Segment Start: Data for processing
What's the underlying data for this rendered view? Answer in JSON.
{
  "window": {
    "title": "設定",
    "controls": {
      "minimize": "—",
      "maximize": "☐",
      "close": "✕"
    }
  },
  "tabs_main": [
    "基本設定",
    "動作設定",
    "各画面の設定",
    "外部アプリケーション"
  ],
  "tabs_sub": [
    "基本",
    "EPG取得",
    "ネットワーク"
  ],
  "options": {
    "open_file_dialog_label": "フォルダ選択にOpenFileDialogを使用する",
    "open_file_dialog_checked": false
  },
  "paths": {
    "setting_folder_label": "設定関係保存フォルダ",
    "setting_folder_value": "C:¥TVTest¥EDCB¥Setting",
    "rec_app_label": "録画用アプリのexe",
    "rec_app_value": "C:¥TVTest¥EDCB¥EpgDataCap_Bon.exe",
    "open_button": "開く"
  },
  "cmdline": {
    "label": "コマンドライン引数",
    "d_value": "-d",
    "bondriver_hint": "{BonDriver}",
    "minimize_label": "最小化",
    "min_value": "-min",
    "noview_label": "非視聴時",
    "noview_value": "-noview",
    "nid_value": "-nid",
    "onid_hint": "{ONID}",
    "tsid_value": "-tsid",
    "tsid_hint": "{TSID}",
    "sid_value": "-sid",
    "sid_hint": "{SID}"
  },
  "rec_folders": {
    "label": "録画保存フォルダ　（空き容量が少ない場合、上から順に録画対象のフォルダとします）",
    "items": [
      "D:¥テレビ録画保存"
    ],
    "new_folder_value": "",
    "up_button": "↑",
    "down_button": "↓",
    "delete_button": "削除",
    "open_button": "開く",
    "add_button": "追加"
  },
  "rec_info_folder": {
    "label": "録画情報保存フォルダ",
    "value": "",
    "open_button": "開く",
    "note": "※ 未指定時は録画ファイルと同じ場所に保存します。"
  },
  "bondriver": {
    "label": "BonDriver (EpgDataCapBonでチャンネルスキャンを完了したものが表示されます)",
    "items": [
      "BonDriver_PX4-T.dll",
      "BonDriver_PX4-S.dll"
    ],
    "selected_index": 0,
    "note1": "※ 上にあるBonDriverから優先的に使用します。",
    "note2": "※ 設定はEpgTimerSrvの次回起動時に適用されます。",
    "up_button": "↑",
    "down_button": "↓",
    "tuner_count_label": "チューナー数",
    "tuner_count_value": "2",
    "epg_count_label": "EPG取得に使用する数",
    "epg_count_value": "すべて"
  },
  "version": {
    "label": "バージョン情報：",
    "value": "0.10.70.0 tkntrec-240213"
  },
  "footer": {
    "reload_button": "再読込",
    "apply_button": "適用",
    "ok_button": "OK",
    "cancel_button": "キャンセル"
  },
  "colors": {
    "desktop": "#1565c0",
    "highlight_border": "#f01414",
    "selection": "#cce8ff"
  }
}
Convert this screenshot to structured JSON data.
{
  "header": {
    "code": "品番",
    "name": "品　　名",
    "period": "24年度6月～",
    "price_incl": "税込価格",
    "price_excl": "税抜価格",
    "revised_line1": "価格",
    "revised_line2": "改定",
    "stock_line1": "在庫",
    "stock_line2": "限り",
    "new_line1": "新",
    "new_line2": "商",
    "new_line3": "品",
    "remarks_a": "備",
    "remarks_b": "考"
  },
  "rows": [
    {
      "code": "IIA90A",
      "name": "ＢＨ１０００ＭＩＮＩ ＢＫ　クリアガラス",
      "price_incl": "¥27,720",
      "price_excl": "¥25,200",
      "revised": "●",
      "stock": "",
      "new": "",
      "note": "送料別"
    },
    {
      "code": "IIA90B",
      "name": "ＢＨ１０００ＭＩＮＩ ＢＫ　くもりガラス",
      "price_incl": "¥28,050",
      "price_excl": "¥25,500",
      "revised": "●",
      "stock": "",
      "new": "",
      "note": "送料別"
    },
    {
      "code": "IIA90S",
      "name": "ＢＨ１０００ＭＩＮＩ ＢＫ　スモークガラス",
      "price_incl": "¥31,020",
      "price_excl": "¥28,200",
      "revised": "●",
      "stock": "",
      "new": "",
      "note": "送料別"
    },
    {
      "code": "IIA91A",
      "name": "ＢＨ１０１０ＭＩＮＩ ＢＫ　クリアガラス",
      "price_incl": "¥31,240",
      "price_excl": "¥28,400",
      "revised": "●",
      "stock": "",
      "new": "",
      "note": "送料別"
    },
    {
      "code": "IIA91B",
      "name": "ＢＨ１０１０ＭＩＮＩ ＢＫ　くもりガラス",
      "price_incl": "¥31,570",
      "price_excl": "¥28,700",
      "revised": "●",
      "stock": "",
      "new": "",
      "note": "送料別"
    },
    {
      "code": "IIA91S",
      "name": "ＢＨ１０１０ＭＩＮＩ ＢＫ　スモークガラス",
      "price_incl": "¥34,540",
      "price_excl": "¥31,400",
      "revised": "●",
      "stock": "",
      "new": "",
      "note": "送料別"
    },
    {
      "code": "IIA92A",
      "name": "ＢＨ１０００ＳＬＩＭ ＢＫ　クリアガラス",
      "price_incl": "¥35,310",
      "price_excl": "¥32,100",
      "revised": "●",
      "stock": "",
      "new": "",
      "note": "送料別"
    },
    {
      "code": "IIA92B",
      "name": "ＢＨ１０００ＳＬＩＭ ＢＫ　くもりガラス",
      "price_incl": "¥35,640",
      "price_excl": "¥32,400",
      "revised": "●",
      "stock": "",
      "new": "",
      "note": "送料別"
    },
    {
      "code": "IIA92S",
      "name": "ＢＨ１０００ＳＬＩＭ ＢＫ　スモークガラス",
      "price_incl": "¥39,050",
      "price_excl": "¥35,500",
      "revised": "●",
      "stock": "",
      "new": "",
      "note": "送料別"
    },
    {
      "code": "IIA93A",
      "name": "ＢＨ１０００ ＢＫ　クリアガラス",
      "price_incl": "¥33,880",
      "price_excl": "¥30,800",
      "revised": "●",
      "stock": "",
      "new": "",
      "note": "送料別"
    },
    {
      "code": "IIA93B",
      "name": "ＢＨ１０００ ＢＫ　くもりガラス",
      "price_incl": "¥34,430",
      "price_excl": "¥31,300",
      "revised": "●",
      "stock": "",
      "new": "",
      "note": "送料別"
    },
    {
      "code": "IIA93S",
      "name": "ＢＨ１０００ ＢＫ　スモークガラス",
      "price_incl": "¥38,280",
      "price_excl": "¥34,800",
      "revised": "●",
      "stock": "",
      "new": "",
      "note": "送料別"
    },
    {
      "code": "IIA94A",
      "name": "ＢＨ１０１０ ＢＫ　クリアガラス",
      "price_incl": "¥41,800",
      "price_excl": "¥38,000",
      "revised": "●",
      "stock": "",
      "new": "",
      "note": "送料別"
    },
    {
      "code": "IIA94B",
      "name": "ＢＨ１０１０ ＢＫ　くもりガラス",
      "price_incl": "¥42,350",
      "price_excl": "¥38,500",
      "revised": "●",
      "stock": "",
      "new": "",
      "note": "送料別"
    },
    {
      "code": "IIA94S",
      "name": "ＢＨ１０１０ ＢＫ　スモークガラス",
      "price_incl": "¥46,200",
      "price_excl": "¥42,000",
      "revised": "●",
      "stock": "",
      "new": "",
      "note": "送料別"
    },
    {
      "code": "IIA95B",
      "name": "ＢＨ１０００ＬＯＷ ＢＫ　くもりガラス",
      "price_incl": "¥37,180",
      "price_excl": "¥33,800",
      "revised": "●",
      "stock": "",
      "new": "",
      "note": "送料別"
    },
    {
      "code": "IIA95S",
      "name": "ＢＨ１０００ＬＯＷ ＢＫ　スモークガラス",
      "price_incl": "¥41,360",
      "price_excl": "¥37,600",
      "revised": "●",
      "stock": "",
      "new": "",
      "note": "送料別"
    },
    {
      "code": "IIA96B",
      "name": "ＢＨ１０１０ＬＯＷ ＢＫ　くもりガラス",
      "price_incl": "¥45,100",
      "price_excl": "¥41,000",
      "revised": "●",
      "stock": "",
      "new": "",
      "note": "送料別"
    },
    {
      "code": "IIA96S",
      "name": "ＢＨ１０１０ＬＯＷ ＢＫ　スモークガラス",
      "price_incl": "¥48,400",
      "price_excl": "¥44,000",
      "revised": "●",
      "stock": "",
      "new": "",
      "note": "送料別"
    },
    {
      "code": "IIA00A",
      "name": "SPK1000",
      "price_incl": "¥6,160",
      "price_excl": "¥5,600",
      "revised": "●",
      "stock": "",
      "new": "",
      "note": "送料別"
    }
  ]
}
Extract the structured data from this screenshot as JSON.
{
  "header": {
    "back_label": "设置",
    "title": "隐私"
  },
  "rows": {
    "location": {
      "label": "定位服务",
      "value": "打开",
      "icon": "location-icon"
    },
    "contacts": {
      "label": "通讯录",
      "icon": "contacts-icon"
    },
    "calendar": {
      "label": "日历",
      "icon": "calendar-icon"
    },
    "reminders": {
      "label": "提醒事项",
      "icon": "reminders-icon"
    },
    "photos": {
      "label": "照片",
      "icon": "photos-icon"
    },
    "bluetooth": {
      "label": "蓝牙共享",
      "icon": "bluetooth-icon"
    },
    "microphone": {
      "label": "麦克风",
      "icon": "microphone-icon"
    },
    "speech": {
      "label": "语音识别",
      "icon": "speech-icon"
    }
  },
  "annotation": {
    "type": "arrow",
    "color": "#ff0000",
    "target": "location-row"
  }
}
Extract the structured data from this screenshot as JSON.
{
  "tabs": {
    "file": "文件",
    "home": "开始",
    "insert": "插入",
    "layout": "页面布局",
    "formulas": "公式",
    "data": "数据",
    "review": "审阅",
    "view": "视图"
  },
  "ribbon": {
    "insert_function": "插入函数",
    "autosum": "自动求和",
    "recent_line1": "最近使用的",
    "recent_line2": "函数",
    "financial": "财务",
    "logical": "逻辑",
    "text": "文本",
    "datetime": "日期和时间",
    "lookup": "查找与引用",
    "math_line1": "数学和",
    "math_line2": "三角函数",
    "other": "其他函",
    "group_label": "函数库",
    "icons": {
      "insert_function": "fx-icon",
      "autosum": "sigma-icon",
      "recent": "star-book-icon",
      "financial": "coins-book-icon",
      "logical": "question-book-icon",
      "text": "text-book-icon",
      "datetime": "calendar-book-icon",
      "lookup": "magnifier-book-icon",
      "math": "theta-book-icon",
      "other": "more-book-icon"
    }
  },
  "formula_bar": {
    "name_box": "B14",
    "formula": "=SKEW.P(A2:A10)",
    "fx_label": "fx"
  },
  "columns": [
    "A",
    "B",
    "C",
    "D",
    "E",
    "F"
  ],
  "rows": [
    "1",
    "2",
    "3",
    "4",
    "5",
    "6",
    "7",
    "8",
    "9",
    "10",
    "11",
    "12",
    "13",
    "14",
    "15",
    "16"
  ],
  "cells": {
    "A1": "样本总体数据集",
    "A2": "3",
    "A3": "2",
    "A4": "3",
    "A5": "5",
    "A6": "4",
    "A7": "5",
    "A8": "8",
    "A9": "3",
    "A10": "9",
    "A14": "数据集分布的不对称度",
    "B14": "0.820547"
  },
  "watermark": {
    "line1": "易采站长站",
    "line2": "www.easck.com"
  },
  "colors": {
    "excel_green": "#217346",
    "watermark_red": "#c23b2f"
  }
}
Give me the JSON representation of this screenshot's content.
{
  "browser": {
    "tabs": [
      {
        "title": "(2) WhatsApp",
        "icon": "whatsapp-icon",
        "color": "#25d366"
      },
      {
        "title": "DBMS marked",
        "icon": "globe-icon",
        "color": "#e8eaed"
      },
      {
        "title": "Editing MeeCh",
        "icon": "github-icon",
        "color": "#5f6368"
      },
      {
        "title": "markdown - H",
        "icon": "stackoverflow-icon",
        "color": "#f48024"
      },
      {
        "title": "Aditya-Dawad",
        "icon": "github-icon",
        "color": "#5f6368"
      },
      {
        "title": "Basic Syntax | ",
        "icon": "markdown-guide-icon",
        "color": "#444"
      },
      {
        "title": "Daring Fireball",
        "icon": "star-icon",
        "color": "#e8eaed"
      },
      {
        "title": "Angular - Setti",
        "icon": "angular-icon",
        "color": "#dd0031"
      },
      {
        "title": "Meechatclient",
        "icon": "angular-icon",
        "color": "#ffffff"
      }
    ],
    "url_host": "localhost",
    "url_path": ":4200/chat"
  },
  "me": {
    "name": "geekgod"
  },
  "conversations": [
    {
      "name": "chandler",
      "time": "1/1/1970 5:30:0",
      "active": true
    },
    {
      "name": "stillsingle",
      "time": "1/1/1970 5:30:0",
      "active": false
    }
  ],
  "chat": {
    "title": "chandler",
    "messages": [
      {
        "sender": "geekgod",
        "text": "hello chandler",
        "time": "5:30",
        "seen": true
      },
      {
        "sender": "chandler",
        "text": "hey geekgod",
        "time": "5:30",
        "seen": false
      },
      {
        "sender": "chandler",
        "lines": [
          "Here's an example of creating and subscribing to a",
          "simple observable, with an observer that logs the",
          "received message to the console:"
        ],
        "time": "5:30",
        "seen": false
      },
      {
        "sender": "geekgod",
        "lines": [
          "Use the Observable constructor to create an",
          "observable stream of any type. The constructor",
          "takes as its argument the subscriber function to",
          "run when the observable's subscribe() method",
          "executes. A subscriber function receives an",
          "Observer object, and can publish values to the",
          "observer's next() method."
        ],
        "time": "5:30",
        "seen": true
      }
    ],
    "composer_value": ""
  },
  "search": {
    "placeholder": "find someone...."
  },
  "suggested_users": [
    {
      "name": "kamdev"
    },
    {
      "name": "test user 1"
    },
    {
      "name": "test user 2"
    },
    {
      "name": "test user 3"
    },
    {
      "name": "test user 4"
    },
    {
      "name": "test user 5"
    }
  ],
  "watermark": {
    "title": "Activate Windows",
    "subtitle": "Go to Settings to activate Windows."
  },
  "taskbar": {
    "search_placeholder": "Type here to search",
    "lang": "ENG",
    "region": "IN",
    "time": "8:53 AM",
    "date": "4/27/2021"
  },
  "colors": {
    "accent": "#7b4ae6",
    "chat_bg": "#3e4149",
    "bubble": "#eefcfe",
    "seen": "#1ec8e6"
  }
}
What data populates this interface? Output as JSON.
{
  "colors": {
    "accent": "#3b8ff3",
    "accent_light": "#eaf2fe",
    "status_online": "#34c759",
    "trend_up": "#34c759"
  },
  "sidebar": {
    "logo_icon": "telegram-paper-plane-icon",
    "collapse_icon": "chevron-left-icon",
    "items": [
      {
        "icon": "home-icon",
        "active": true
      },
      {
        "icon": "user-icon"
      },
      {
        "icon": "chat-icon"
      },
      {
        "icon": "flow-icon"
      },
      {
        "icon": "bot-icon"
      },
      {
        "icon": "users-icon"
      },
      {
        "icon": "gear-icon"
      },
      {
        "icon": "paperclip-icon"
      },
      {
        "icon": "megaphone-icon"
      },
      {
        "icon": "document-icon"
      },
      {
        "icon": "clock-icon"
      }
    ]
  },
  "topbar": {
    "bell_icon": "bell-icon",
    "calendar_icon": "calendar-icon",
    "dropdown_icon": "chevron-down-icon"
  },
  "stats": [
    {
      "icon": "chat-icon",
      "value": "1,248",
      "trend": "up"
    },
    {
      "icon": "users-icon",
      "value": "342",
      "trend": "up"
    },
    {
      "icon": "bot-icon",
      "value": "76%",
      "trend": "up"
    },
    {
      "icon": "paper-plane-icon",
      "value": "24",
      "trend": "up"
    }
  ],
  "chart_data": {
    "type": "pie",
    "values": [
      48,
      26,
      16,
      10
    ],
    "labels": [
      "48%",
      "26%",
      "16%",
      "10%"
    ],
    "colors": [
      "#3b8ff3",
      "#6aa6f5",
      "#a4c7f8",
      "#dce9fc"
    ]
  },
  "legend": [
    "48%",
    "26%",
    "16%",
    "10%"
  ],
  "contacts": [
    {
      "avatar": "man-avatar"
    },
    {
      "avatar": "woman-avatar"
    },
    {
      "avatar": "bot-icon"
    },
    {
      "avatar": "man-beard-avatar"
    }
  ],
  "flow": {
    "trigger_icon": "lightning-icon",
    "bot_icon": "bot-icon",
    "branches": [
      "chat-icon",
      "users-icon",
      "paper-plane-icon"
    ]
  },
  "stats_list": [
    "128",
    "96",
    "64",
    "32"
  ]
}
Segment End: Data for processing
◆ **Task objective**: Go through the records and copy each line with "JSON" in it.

◆ **Task result**:
What's the underlying data for this rendered view? Answer in JSON.
Convert this screenshot to structured JSON data.
Extract the structured data from this screenshot as JSON.
Extract the structured data from this screenshot as JSON.
Give me the JSON representation of this screenshot's content.
What data populates this interface? Output as JSON.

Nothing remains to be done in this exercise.